▼▼▼

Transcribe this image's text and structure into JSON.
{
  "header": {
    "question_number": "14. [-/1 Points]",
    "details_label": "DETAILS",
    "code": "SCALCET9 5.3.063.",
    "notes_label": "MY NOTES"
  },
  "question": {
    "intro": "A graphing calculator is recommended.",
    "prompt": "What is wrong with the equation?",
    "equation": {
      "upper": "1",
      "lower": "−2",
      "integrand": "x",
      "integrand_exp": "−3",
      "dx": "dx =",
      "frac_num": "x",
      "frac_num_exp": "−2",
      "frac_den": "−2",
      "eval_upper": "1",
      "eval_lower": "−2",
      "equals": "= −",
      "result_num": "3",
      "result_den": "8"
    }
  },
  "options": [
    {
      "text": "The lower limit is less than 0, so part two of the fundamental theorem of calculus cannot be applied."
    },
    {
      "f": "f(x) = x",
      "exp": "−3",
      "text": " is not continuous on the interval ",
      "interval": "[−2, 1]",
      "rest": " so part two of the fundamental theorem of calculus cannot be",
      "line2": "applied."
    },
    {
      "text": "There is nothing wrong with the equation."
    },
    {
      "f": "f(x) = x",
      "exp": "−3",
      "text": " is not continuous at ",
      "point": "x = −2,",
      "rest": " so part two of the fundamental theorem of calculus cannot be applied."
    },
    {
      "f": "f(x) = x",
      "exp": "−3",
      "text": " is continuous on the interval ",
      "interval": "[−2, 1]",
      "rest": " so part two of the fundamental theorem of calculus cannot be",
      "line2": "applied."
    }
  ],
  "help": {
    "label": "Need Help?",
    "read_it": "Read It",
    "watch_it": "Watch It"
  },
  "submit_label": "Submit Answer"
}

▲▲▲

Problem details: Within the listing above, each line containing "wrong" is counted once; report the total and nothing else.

Exercise response: 2